One problem, according to long-time resident and Democratic District Leader Ed Powell, is wait time. “I have seen individuals, including school-aged children and elderly people, waiting at bus stops along the B44 bus route in below-freezing temperatures, while almost empty Select Service buses pass them by,” he said. “If it does not affect you or your bus service yet, it very likely will in the future.”
That is why Powell, along with former Community Board 17 Treasurer Rickie Tulloch and Assemblymember Rhoda Jacobs are collecting signatures on a petition spearheaded by Tulloch, asking the MTA to conduct an “in-depth assessment” of the impact of the B44 SBS line on traffic congestion, ridership, efficiency and public safety.
“When you hear people complain, you have to take it seriously,” stressed Tulloch. “When agencies like the MTA see that folks are concerned [via petitioning], and their service is not bettering and benefiting the consumers, it has to pique their interest. Service is their business and if they’re not delivering the goods, then obviously there’s something wrong. Ridership is key to any public transportation system.”
“Since the new service took effect, local riders have been contacting my office in growing numbers to communicate their concerns,” wrote Jacobs to the MTA. The most common complaints, said Jacobs, include the elimination of Limited bus stops, very long waits for the bus, overcrowding on Local buses while SBS buses fly by nearly empty, a lack of Local buses, buses “bunching” together instead of arriving on time, and riders not being able to use SBS tickets on Local buses, resulting in them waiting longer or having to pay their fare twice.
As of January 3, the MTA was “in the process of monitoring this new service to evaluate any changes that need to be made, [but] has no plans to alter the route at this time,” said Jacobs.
That is not acceptable, according to Jacobs and Councilmember Jumaane Williams.

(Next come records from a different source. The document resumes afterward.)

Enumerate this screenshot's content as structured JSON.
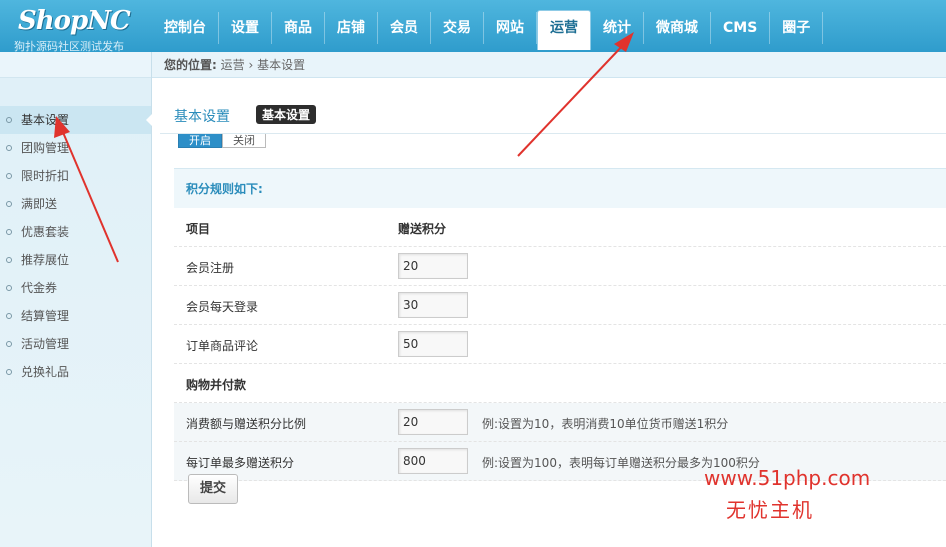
{
  "logo": {
    "brand": "Shop",
    "brand_accent": "NC",
    "subtitle": "狗扑源码社区测试发布"
  },
  "nav": [
    "控制台",
    "设置",
    "商品",
    "店铺",
    "会员",
    "交易",
    "网站",
    "运营",
    "统计",
    "微商城",
    "CMS",
    "圈子"
  ],
  "nav_active": "运营",
  "breadcrumb": {
    "prefix": "您的位置:",
    "path": "运营 › 基本设置"
  },
  "sidebar": {
    "items": [
      "基本设置",
      "团购管理",
      "限时折扣",
      "满即送",
      "优惠套装",
      "推荐展位",
      "代金券",
      "结算管理",
      "活动管理",
      "兑换礼品"
    ],
    "active": "基本设置"
  },
  "main": {
    "title": "基本设置",
    "tag": "基本设置",
    "toggle_on": "开启",
    "toggle_off": "关闭",
    "rules_heading": "积分规则如下:",
    "col_item": "项目",
    "col_points": "赠送积分",
    "rows": [
      {
        "label": "会员注册",
        "value": "20"
      },
      {
        "label": "会员每天登录",
        "value": "30"
      },
      {
        "label": "订单商品评论",
        "value": "50"
      }
    ],
    "section_title": "购物并付款",
    "rows2": [
      {
        "label": "消费额与赠送积分比例",
        "value": "20",
        "hint": "例:设置为10，表明消费10单位货币赠送1积分"
      },
      {
        "label": "每订单最多赠送积分",
        "value": "800",
        "hint": "例:设置为100，表明每订单赠送积分最多为100积分"
      }
    ],
    "submit_label": "提交"
  },
  "watermark": {
    "line1": "www.51php.com",
    "line2": "无忧主机"
  },
  "colors": {
    "header": "#3aa8d6",
    "accent": "#2a8cbb",
    "arrow": "#e0332d"
  }
}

“We have heard from scores of residents in our community regarding the loss of stops along the B44 line,” said Williams. “While the implementation of the new SBS service may be well-intentioned, it is clear that residents of the communities we represent have lost critical stops along the B44 line, including at Nostrand and Avenue L, which has increased commute times for many. . . We encourage residents to let the MTA know if there are other critical stops along the B44 line that severely disadvantage residents.”

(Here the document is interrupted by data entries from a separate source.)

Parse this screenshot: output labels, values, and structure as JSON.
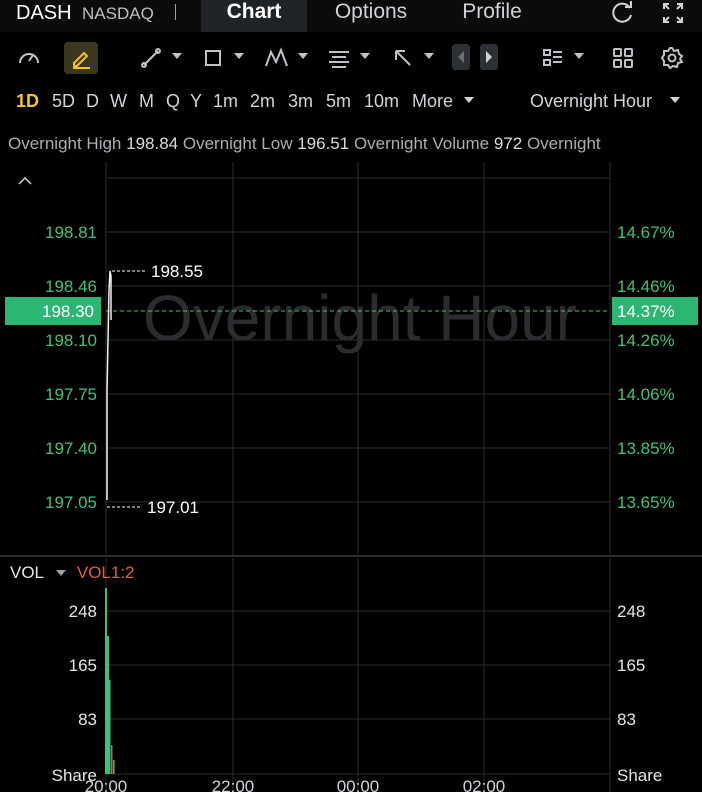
{
  "header": {
    "ticker": "DASH",
    "exchange": "NASDAQ",
    "tabs": [
      {
        "label": "Chart",
        "active": true
      },
      {
        "label": "Options",
        "active": false
      },
      {
        "label": "Profile",
        "active": false
      }
    ]
  },
  "periods": {
    "items": [
      "1D",
      "5D",
      "D",
      "W",
      "M",
      "Q",
      "Y",
      "1m",
      "2m",
      "3m",
      "5m",
      "10m"
    ],
    "active": "1D",
    "more_label": "More",
    "session_label": "Overnight Hour"
  },
  "info": {
    "high_label": "Overnight High",
    "high_value": "198.84",
    "low_label": "Overnight Low",
    "low_value": "196.51",
    "volume_label": "Overnight Volume",
    "volume_value": "972",
    "trailing": "Overnight"
  },
  "price_chart": {
    "watermark": "Overnight Hour",
    "left_ticks": [
      "198.81",
      "198.46",
      "198.10",
      "197.75",
      "197.40",
      "197.05"
    ],
    "right_ticks": [
      "14.67%",
      "14.46%",
      "14.26%",
      "14.06%",
      "13.85%",
      "13.65%"
    ],
    "current_price": "198.30",
    "current_pct": "14.37%",
    "high_marker": "198.55",
    "low_marker": "197.01"
  },
  "volume_chart": {
    "label": "VOL",
    "indicator": "VOL1:2",
    "left_ticks": [
      "248",
      "165",
      "83",
      "Share"
    ],
    "right_ticks": [
      "248",
      "165",
      "83",
      "Share"
    ],
    "time_labels": [
      "20:00",
      "22:00",
      "00:00",
      "02:00"
    ]
  },
  "colors": {
    "up": "#3ec27a",
    "down": "#e25a4a",
    "accent": "#f5c518",
    "grid": "#2a2d31"
  }
}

In addition to requiring passengers to pay their fare before boarding—using Munimeter-like machines instead—the new SBS route jumps to stops at major intersections such as Williamsburg Plaza, Flushing Avenue, Empire Boulevard, Church Avenue, the Junction and Avenue U. Commuters at other stops must rely on the Local bus to get to an SBS stop.

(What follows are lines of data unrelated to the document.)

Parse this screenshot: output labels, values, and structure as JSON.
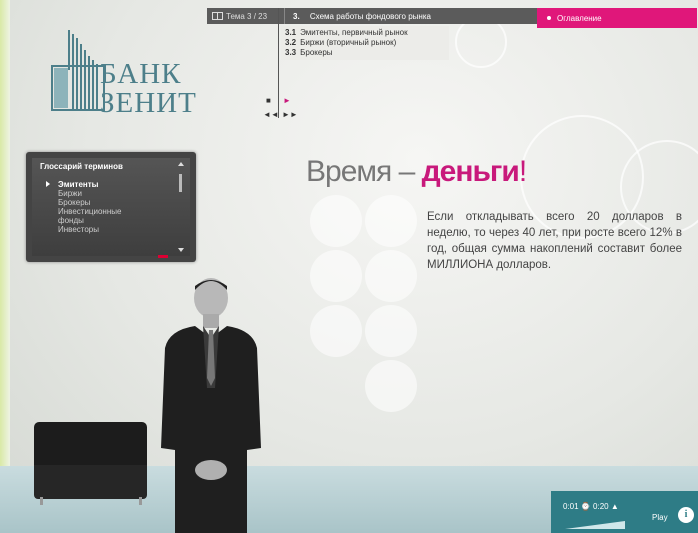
{
  "topbar": {
    "topic_counter": "Тема 3 / 23",
    "section_number": "3.",
    "section_title": "Схема работы фондового рынка",
    "toc_label": "Оглавление"
  },
  "subsections": [
    {
      "num": "3.1",
      "label": "Эмитенты, первичный рынок"
    },
    {
      "num": "3.2",
      "label": "Биржи (вторичный рынок)"
    },
    {
      "num": "3.3",
      "label": "Брокеры"
    }
  ],
  "nav": {
    "stop": "■",
    "next": "►",
    "rewind": "◄◄",
    "forward": "►►"
  },
  "logo": {
    "line1": "БАНК",
    "line2": "ЗЕНИТ"
  },
  "glossary": {
    "title": "Глоссарий терминов",
    "items": [
      "Эмитенты",
      "Биржи",
      "Брокеры",
      "Инвестиционные",
      "фонды",
      "Инвесторы"
    ]
  },
  "headline": {
    "part1": "Время – ",
    "part2": "деньги",
    "part3": "!"
  },
  "body_text": "Если откладывать всего 20 долларов в неделю, то через 40 лет, при росте всего 12% в год, общая сумма накоплений составит более МИЛЛИОНА долларов.",
  "player": {
    "elapsed": "0:01",
    "clock_icon": "clock-icon",
    "duration": "0:20",
    "play_label": "Play",
    "info_label": "i"
  },
  "colors": {
    "accent": "#c8197b",
    "toc": "#e0177a",
    "logo": "#4d7f8a",
    "player": "#2e7c86"
  }
}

For students and staff at schools located at former B44 Limited stops such as Avenue L [where Hudde Intermediate School is located], which are now considered only Local, this results in longer wait times and difficult transfer situations.
“My granddaughter is 15 and we have to take her to school because [when the new bus first started,] she stood there at the bus stop for 40 minutes and the bus never came,” said Jose Bernhard. “This happened to a neighbor on Avenue U, too. [Taking] her to school every day is hard because my son also goes to work with the car.”